What does it look like when nostalgia, food and K-pop are rendered into playful shapes and tinted with a palette of primary colors?
Artist Subin Yang‘s illustrations encapsulate all of these elements and more, transforming mundane aspects of daily life into whimsical and vibrant tableaux.
From colorful depictions of grocery bags to muscly interpretations of Pam Tanowitz’s choreography, Yang’s work captures a wide range of subject matter that all cohere under her distinct, blocky style of drawing.
In this hand-written interview, ALL ARTS corresponded with Yang about her illustrations, inspirations and work process. Scroll through for the original answers, written and drawn by Yang.
First drawing (that you remember)?
I used to think a Sailor Moon fanart is the first drawing I remember, but actually, I recently remembered an older one: girls having a meal and dessert in a cute house!!! I can’t believe my aesthetics have not changed since I was a six-year-old.
My experiences, food, colors, nature, concepts about home and identity.
Single word (or color or feeling) to describe your style?
Energetic or charming (I hope?). In terms of color, I’m definitely a pink lover!
Best way to start a new project?
Find something new I can enjoy/ learn about and sketch things I see in my daily life!
What are you most nostalgic for?
I used to be most nostalgic for living in India and Korea as a kid — now I miss living in Portland and in New York with my sister! But it’s always about the relationships I’d fostered in those places rather than the physical places, I’ve come to realize.
Favorite New York City spot to be inspired?
Oh my gosh — it’s most definitely the subway! So lively and so funny (mostly). I’m actually working on a series of illustrations based on my NYC metro experiences.

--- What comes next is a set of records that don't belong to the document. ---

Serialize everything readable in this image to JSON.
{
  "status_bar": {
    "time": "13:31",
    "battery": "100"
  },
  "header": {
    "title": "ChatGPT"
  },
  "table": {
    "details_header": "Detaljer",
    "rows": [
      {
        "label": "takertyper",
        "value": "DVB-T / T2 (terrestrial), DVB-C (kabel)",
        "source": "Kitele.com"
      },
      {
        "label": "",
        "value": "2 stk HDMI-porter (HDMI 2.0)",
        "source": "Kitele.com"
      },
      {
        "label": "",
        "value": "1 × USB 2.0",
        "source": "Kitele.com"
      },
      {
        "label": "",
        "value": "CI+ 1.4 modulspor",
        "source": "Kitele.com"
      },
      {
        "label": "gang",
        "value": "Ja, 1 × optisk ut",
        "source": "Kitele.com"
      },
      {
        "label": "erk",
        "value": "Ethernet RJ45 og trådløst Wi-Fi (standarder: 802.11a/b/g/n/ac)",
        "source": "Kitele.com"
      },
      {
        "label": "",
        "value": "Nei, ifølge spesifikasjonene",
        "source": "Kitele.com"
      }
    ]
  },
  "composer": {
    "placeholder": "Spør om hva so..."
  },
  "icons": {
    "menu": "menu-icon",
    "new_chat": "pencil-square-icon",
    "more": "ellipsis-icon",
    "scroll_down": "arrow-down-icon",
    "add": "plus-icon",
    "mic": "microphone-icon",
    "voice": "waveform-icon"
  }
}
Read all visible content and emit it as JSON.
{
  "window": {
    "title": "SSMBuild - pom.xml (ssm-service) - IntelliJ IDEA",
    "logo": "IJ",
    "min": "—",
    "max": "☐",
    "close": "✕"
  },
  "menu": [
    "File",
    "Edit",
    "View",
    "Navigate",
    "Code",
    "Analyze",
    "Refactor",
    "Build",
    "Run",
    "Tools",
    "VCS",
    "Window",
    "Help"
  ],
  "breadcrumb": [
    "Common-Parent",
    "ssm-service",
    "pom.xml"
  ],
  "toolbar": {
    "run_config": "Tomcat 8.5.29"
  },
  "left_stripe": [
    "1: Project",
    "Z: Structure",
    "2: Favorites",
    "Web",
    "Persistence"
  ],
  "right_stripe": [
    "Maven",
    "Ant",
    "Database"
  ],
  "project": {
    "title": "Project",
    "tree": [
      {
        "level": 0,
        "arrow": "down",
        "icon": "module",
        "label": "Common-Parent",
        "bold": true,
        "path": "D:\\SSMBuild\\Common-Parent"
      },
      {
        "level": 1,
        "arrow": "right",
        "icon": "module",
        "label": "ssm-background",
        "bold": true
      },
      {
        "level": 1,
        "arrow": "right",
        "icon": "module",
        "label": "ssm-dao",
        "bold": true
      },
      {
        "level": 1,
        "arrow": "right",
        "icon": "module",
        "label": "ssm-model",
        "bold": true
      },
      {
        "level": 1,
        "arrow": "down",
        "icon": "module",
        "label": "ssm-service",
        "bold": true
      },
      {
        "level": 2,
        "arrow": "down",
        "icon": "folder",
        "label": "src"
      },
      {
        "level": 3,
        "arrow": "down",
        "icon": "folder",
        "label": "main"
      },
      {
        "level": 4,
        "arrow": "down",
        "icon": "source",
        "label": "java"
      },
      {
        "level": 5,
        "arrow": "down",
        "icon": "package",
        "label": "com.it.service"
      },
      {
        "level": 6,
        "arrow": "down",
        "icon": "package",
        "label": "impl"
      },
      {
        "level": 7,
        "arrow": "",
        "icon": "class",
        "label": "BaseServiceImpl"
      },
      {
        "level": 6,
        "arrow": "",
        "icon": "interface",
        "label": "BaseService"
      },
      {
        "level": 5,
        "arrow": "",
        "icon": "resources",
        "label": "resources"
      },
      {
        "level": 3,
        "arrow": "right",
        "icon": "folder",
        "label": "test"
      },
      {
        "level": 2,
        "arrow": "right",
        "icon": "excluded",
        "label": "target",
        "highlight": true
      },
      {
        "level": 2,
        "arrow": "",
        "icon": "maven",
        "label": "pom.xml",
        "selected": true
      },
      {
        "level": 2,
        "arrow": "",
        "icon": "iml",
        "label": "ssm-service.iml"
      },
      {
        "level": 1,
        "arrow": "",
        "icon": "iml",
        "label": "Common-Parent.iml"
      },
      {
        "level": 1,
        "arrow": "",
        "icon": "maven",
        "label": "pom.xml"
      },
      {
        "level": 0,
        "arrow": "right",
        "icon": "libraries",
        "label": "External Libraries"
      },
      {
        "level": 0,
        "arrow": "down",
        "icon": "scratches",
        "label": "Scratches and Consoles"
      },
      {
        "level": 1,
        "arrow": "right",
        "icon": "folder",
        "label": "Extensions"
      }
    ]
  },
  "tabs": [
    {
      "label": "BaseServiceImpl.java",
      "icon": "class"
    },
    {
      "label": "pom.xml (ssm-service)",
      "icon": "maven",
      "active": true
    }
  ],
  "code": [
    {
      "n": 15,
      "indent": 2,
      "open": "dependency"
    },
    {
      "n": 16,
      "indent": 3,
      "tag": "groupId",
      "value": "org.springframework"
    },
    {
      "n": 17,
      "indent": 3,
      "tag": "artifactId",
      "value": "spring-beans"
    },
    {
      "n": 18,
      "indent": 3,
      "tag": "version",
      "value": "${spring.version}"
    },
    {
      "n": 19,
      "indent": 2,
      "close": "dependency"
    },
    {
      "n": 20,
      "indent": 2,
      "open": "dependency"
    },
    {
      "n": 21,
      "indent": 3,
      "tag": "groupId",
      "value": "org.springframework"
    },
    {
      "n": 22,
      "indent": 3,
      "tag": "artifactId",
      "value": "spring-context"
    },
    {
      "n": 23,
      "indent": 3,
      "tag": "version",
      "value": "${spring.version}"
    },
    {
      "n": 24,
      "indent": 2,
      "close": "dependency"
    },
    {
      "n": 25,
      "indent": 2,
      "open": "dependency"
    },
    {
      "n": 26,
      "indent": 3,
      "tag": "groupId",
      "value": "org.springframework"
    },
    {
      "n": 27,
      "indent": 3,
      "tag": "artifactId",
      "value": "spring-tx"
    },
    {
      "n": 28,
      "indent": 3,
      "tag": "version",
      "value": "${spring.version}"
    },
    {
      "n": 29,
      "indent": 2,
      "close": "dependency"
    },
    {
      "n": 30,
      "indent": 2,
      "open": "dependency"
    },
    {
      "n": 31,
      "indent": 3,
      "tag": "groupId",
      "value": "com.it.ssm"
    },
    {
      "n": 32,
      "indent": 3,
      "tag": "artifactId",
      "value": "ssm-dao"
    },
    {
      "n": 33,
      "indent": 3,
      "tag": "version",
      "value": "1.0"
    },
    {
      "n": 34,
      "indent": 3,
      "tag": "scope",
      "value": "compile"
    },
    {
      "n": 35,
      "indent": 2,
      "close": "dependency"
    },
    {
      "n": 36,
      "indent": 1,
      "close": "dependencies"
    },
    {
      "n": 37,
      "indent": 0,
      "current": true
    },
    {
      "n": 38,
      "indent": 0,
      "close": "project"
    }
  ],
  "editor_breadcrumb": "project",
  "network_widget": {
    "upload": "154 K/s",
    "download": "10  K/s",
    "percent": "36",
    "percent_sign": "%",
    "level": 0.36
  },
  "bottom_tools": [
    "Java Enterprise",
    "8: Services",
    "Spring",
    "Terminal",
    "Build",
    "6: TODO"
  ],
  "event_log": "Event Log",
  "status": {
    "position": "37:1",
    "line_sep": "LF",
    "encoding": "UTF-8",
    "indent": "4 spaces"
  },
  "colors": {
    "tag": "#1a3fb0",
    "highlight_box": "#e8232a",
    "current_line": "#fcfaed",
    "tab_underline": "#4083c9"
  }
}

Preferred music genre?
Right now I love Japanese 80s city pop (Mariya Takeuchi, Taeko Ohnuki, Miki Matsubara) and mellow band music like Phum Viphurit, Hyukoh, Moonchild, Japanese Breakfast, YeYe. But also some good late 90s and early 2000s K-pop!
Preferred mid-day work snack?
Mmm — a good slice of cake (green tea, earl gray, chestnut flavored or simply cream and fruits), with some light tea is ideally what I’d eat as a snack every day. Now that I’m in Korea, I have more options, like rice cakes and rice crackers.
Most creative time of day?
I think that after a good night’s sleep, I can draw all morning and all night! The daytime is more for eating good lunch and resting.
Any last notes for aspiring artists?
Don’t worry even before starting! Sometimes you just gotta dive in and draw lots before coming to a finished illustration that you are satisfied with. (I also tend to freeze up and worry instead of actively working on a project — it’s really a fight against yourself!)
A reminder (for myself): Don’t be afraid of starting something. We are all just a speck of dust passing through.